"but if I do so, I shall not come alone. Somebody who
is very dear to me will come with me—as my wife. I
have never told you about her, Helen, but you and I
are such good friends that I do not mind doing so now.
I am engaged to a very sweet girl, and we expect to be
married next spring."
There was a brief silence. Reeves had been vaguely
afraid of a scene and was immensely relieved to find
his fear unrealized. Helen sat very still. He could not
see her face. Did she care, after all? Was he mistaken?
When she spoke her voice was perfectly calm.
"Thank you, it is very kind of you to tell me about
her. I suppose she is very beautiful."
"Yes, here is her picture. You can judge for yourself."
Helen took the portrait from his hand and looked at
it steadily. It was a miniature painted on ivory, and the
face looking out from it was certainly lovely.
"It is no wonder you love her," said the girl in a low
tone as she handed it back. "It must be strange to be so
beautiful as that."
Reeves picked up his Tennyson.
"Shall I read you something? What will you have?"
"Read 'Elaine,' please. I want to hear that once more."
Reeves felt a sudden dislike to her choice.
"Wouldn't you prefer something else?" he asked,
hurriedly turning over the leaves. "'Elaine' is rather
sad. Shan't I read 'Guinevere' instead?"
"No," said Helen in the same lifeless tone. "I have
no sympathy for Guinevere. She suffered and her love
was unlawful, but she was loved in return—she did
not waste her love on someone who did not want or
care for it. Elaine did, and her life went with it. Read
me the story."
Reeves obeyed. When he had finished he held the
book out to her.

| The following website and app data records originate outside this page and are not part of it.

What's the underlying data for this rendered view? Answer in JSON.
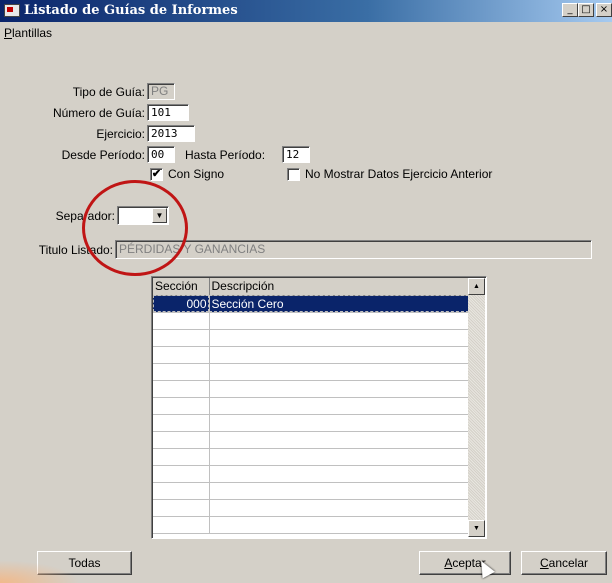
{
  "window": {
    "title": "Listado de Guías de Informes"
  },
  "titlebar_buttons": {
    "minimize": "_",
    "maximize": "□",
    "close": "×"
  },
  "menu": {
    "plantillas": "Plantillas"
  },
  "form": {
    "tipo_guia": {
      "label": "Tipo de Guía:",
      "value": "PG"
    },
    "numero_guia": {
      "label": "Número de Guía:",
      "value": "101"
    },
    "ejercicio": {
      "label": "Ejercicio:",
      "value": "2013"
    },
    "desde_periodo": {
      "label": "Desde Período:",
      "value": "00"
    },
    "hasta_periodo": {
      "label": "Hasta Período:",
      "value": "12"
    },
    "con_signo": {
      "label": "Con Signo",
      "checked": true,
      "mark": "✔"
    },
    "no_mostrar": {
      "label": "No Mostrar Datos Ejercicio Anterior",
      "checked": false,
      "mark": ""
    },
    "separador": {
      "label": "Separador:",
      "value": "",
      "arrow": "▼"
    },
    "titulo_listado": {
      "label": "Titulo Listado:",
      "value": "PÉRDIDAS Y GANANCIAS"
    }
  },
  "grid": {
    "columns": [
      "Sección",
      "Descripción"
    ],
    "rows": [
      {
        "code": "000",
        "desc": "Sección Cero"
      },
      {
        "code": "",
        "desc": ""
      },
      {
        "code": "",
        "desc": ""
      },
      {
        "code": "",
        "desc": ""
      },
      {
        "code": "",
        "desc": ""
      },
      {
        "code": "",
        "desc": ""
      },
      {
        "code": "",
        "desc": ""
      },
      {
        "code": "",
        "desc": ""
      },
      {
        "code": "",
        "desc": ""
      },
      {
        "code": "",
        "desc": ""
      },
      {
        "code": "",
        "desc": ""
      },
      {
        "code": "",
        "desc": ""
      },
      {
        "code": "",
        "desc": ""
      },
      {
        "code": "",
        "desc": ""
      }
    ],
    "scroll_up": "▲",
    "scroll_down": "▼"
  },
  "buttons": {
    "todas": "Todas",
    "aceptar": "Aceptar",
    "cancelar": "Cancelar"
  },
  "colors": {
    "titlebar": "#0a246a",
    "selection": "#0a246a",
    "annotation": "#c01515",
    "window_bg": "#d4d0c8"
  }
}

"Helen, will you take this Tennyson from me in
remembrance of our friendship and of the Kelpy's Cave?
I shall never forget that I owe my life to you."

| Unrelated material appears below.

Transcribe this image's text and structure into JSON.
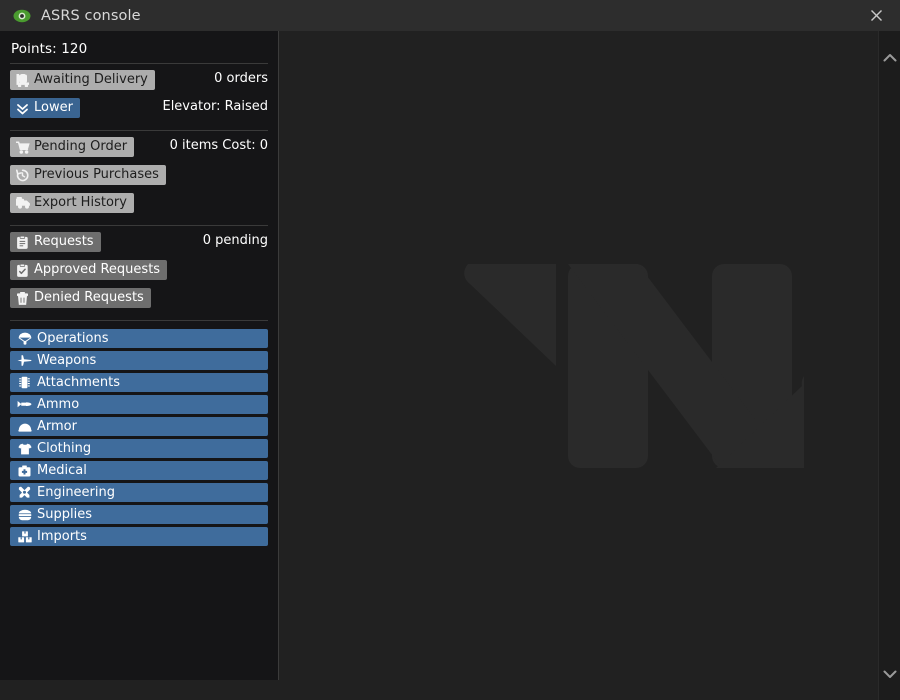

She took the book and placed a little thread of crimson
seaweed that had been caught in the sand between
the pages of "Elaine." Then she rose.
"I must go back now. Aunt will need me. Thank you
again for the book, Mr. Reeves, and for all your kindness
Reeves was relieved when the interview was over.
Her calmness had reassured him. She did not care very
much, after all; it was only a passing fancy, and when
he was gone she would soon forget him.
He went away a few days later, and Helen bade him
an impassive good-bye. When the afternoon was far
spent she stole away from the house to the shore, with
her Tennyson in her hand, and took her way to the
The tide was just beginning to come in. She sat
down on the big boulder where Reeves had fallen
asleep. Beyond stretched the gleaming blue waters,
mellowing into a hundred fairy shades horizonward.
The shadows of the rocks were around her. In front
was the white line of the incoming tide; it had almost
reached the headlands. A few minutes more and escape
would be cut off—yet she did not move.
When the dark green water reached her, and the
lapping wavelets swished up over the hem of her dress,
she lifted her head and a sudden strange smile flashed
over her face.
Perhaps the kelpy understood it.